  8. Allow to cool for a few hours or overnight, then put in a tightly sealed jar with a little more granulated sugar (this will help to keep it dry). Voila!

Ginger slices- ready to be boiled (step 3)


The crystallized ginger after separating each piece and coating in granulated sugar (Step 7)

The Final Products

Ginger Tea, Ginger Syrup, and Crystalized Ginger

From left to right: Ginger Tea, Ginger Syrup, Crystallized Ginger

Some ideas for using each of your gingery treats:

Ginger tea:

  • Add 1-2 TBSP to any other type of herbal tea for a gingery kick
  • Ginger tea is better than plain ginger root at settling the stomach and reducing nausea as well as breaking up phlegm to reduce coughing- dilute the tea made from this recipe by 1/3 to 1/2 with water and drink 2-4 cups per day. Reduce consumption if you start to notice your throat becoming dry or you feel hot
  • Mix half ginger tea and half green tea to moderate the symptoms of traveler’s diarrhea (severe vomiting and diarrhea). Sip slowly

Ginger Syrup:

  • Drizzle over pancakes or waffles, fruit, oatmeal or yogurt
  • Use in place of honey or maple syrup for baking
  • Use in place of simple syrup in cocktails

Crystallized Ginger:
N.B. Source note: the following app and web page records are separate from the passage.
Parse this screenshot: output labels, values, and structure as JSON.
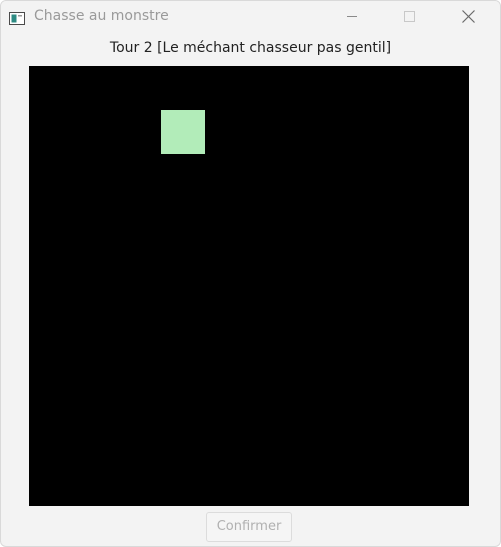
{
  "window": {
    "title": "Chasse au monstre"
  },
  "turn_label": "Tour 2 [Le méchant chasseur pas gentil]",
  "board": {
    "rows": 10,
    "cols": 10,
    "background": "#000000",
    "revealed_cells": [
      {
        "row": 1,
        "col": 3,
        "color": "#b2ecb9"
      }
    ]
  },
  "confirm_button": {
    "label": "Confirmer",
    "disabled": true
  },
  "colors": {
    "window_bg": "#f3f3f3",
    "title_text": "#9a9a9a",
    "cell_revealed": "#b2ecb9"
  }
}
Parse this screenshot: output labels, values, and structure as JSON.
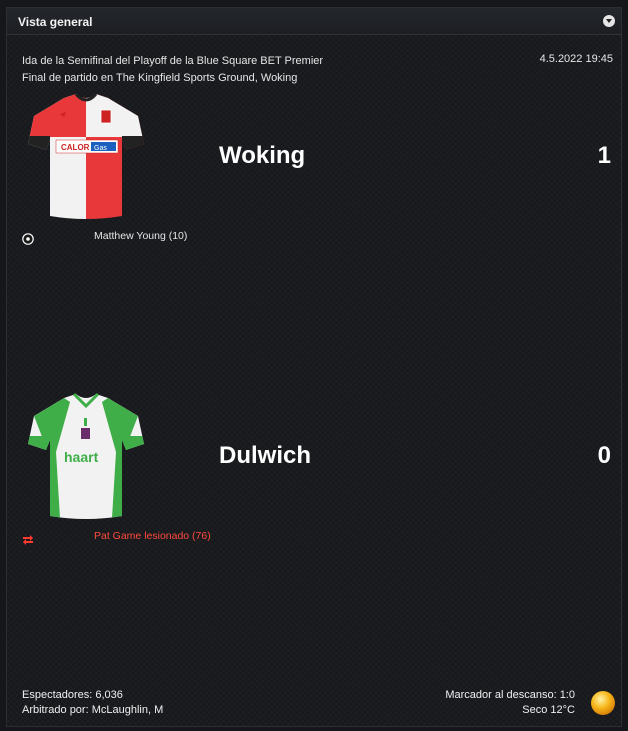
{
  "header": {
    "title": "Vista general"
  },
  "match": {
    "competition": "Ida de la Semifinal del Playoff de la Blue Square BET Premier",
    "venue": "Final de partido en The Kingfield Sports Ground, Woking",
    "datetime": "4.5.2022 19:45"
  },
  "home": {
    "name": "Woking",
    "score": "1",
    "kit_sponsor": "CALOR Gas",
    "kit_colors": [
      "#e8383a",
      "#f2f2f2"
    ],
    "event": {
      "icon": "ball-icon",
      "text": "Matthew Young (10)",
      "color": "#e6e6e6"
    }
  },
  "away": {
    "name": "Dulwich",
    "score": "0",
    "kit_sponsor": "haart",
    "kit_colors": [
      "#f2f2f2",
      "#3fae49"
    ],
    "event": {
      "icon": "injury-icon",
      "text": "Pat Game lesionado (76)",
      "color": "#ff3b30"
    }
  },
  "footer": {
    "attendance": "Espectadores: 6,036",
    "referee": "Arbitrado por: McLaughlin, M",
    "halftime": "Marcador al descanso: 1:0",
    "weather": "Seco 12°C",
    "weather_icon": "sun-icon"
  }
}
  • Chop and add to fruit crumbles
  • Add to granola bars or simply eat a few pieces at a time for a snack
  • Chop and add to a stir fry